Dataset rows for apps and sites:
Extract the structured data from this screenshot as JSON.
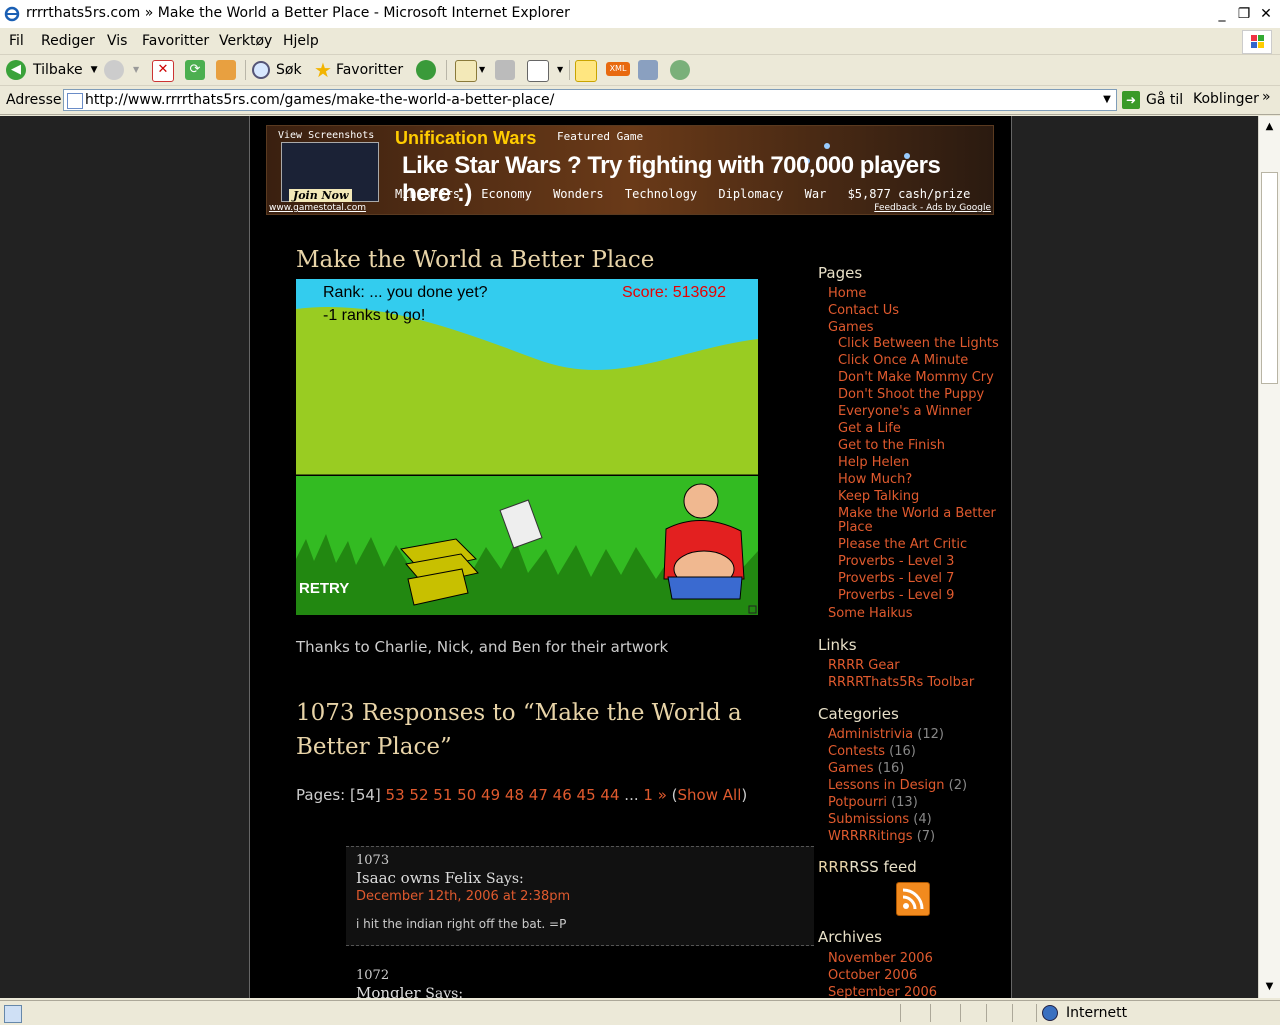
{
  "window": {
    "title": "rrrrthats5rs.com » Make the World a Better Place - Microsoft Internet Explorer",
    "minimize": "_",
    "maximize": "❐",
    "close": "✕"
  },
  "menu": [
    "Fil",
    "Rediger",
    "Vis",
    "Favoritter",
    "Verktøy",
    "Hjelp"
  ],
  "toolbar": {
    "back_label": "Tilbake",
    "search_label": "Søk",
    "favorites_label": "Favoritter"
  },
  "address": {
    "label": "Adresse",
    "url": "http://www.rrrrthats5rs.com/games/make-the-world-a-better-place/",
    "go_label": "Gå til",
    "links_label": "Koblinger"
  },
  "ad": {
    "screenshots": "View Screenshots",
    "join": "Join Now",
    "brand": "Unification Wars",
    "featured": "Featured Game",
    "headline": "Like Star Wars ? Try fighting with 700,000 players here :)",
    "nav": [
      "Ministers",
      "Economy",
      "Wonders",
      "Technology",
      "Diplomacy",
      "War",
      "$5,877 cash/prize"
    ],
    "site": "www.gamestotal.com",
    "feedback": "Feedback - Ads by Google"
  },
  "post": {
    "title": "Make the World a Better Place",
    "thanks": "Thanks to Charlie, Nick, and Ben for their artwork"
  },
  "game": {
    "rank": "Rank: ... you done yet?",
    "to_go": "-1 ranks to go!",
    "score": "Score: 513692",
    "retry": "RETRY"
  },
  "responses": {
    "title": "1073 Responses to “Make the World a Better Place”",
    "pages_label": "Pages:",
    "current_page": "[54]",
    "page_links": [
      "53",
      "52",
      "51",
      "50",
      "49",
      "48",
      "47",
      "46",
      "45",
      "44"
    ],
    "ellipsis": "...",
    "first": "1 »",
    "show_all": "Show All"
  },
  "comments": [
    {
      "num": "1073",
      "author": "Isaac owns Felix",
      "says": "Says:",
      "date": "December 12th, 2006 at 2:38pm",
      "text": "i hit the indian right off the bat. =P"
    },
    {
      "num": "1072",
      "author": "Mongler",
      "says": "Says:"
    }
  ],
  "sidebar": {
    "pages_title": "Pages",
    "pages": [
      "Home",
      "Contact Us",
      "Games"
    ],
    "games": [
      "Click Between the Lights",
      "Click Once A Minute",
      "Don't Make Mommy Cry",
      "Don't Shoot the Puppy",
      "Everyone's a Winner",
      "Get a Life",
      "Get to the Finish",
      "Help Helen",
      "How Much?",
      "Keep Talking",
      "Make the World a Better Place",
      "Please the Art Critic",
      "Proverbs - Level 3",
      "Proverbs - Level 7",
      "Proverbs - Level 9"
    ],
    "haikus": "Some Haikus",
    "links_title": "Links",
    "links": [
      "RRRR Gear",
      "RRRRThats5Rs Toolbar"
    ],
    "categories_title": "Categories",
    "categories": [
      {
        "name": "Administrivia",
        "count": "(12)"
      },
      {
        "name": "Contests",
        "count": "(16)"
      },
      {
        "name": "Games",
        "count": "(16)"
      },
      {
        "name": "Lessons in Design",
        "count": "(2)"
      },
      {
        "name": "Potpourri",
        "count": "(13)"
      },
      {
        "name": "Submissions",
        "count": "(4)"
      },
      {
        "name": "WRRRRitings",
        "count": "(7)"
      }
    ],
    "rss_prefix": "RRR",
    "rss_title": "RSS feed",
    "archives_title": "Archives",
    "archives": [
      "November 2006",
      "October 2006",
      "September 2006"
    ]
  },
  "status": {
    "zone": "Internett"
  }
}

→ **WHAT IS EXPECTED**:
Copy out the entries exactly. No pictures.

→ **EXPECTED OUTPUT**:
Extract the structured data from this screenshot as JSON.
{
  "window": {
    "title": "rrrrthats5rs.com » Make the World a Better Place - Microsoft Internet Explorer",
    "minimize": "_",
    "maximize": "❐",
    "close": "✕"
  },
  "menu": [
    "Fil",
    "Rediger",
    "Vis",
    "Favoritter",
    "Verktøy",
    "Hjelp"
  ],
  "toolbar": {
    "back_label": "Tilbake",
    "search_label": "Søk",
    "favorites_label": "Favoritter"
  },
  "address": {
    "label": "Adresse",
    "url": "http://www.rrrrthats5rs.com/games/make-the-world-a-better-place/",
    "go_label": "Gå til",
    "links_label": "Koblinger"
  },
  "ad": {
    "screenshots": "View Screenshots",
    "join": "Join Now",
    "brand": "Unification Wars",
    "featured": "Featured Game",
    "headline": "Like Star Wars ? Try fighting with 700,000 players here :)",
    "nav": [
      "Ministers",
      "Economy",
      "Wonders",
      "Technology",
      "Diplomacy",
      "War",
      "$5,877 cash/prize"
    ],
    "site": "www.gamestotal.com",
    "feedback": "Feedback - Ads by Google"
  },
  "post": {
    "title": "Make the World a Better Place",
    "thanks": "Thanks to Charlie, Nick, and Ben for their artwork"
  },
  "game": {
    "rank": "Rank: ... you done yet?",
    "to_go": "-1 ranks to go!",
    "score": "Score: 513692",
    "retry": "RETRY"
  },
  "responses": {
    "title": "1073 Responses to “Make the World a Better Place”",
    "pages_label": "Pages:",
    "current_page": "[54]",
    "page_links": [
      "53",
      "52",
      "51",
      "50",
      "49",
      "48",
      "47",
      "46",
      "45",
      "44"
    ],
    "ellipsis": "...",
    "first": "1 »",
    "show_all": "Show All"
  },
  "comments": [
    {
      "num": "1073",
      "author": "Isaac owns Felix",
      "says": "Says:",
      "date": "December 12th, 2006 at 2:38pm",
      "text": "i hit the indian right off the bat. =P"
    },
    {
      "num": "1072",
      "author": "Mongler",
      "says": "Says:"
    }
  ],
  "sidebar": {
    "pages_title": "Pages",
    "pages": [
      "Home",
      "Contact Us",
      "Games"
    ],
    "games": [
      "Click Between the Lights",
      "Click Once A Minute",
      "Don't Make Mommy Cry",
      "Don't Shoot the Puppy",
      "Everyone's a Winner",
      "Get a Life",
      "Get to the Finish",
      "Help Helen",
      "How Much?",
      "Keep Talking",
      "Make the World a Better Place",
      "Please the Art Critic",
      "Proverbs - Level 3",
      "Proverbs - Level 7",
      "Proverbs - Level 9"
    ],
    "haikus": "Some Haikus",
    "links_title": "Links",
    "links": [
      "RRRR Gear",
      "RRRRThats5Rs Toolbar"
    ],
    "categories_title": "Categories",
    "categories": [
      {
        "name": "Administrivia",
        "count": "(12)"
      },
      {
        "name": "Contests",
        "count": "(16)"
      },
      {
        "name": "Games",
        "count": "(16)"
      },
      {
        "name": "Lessons in Design",
        "count": "(2)"
      },
      {
        "name": "Potpourri",
        "count": "(13)"
      },
      {
        "name": "Submissions",
        "count": "(4)"
      },
      {
        "name": "WRRRRitings",
        "count": "(7)"
      }
    ],
    "rss_prefix": "RRR",
    "rss_title": "RSS feed",
    "archives_title": "Archives",
    "archives": [
      "November 2006",
      "October 2006",
      "September 2006"
    ]
  },
  "status": {
    "zone": "Internett"
  }
}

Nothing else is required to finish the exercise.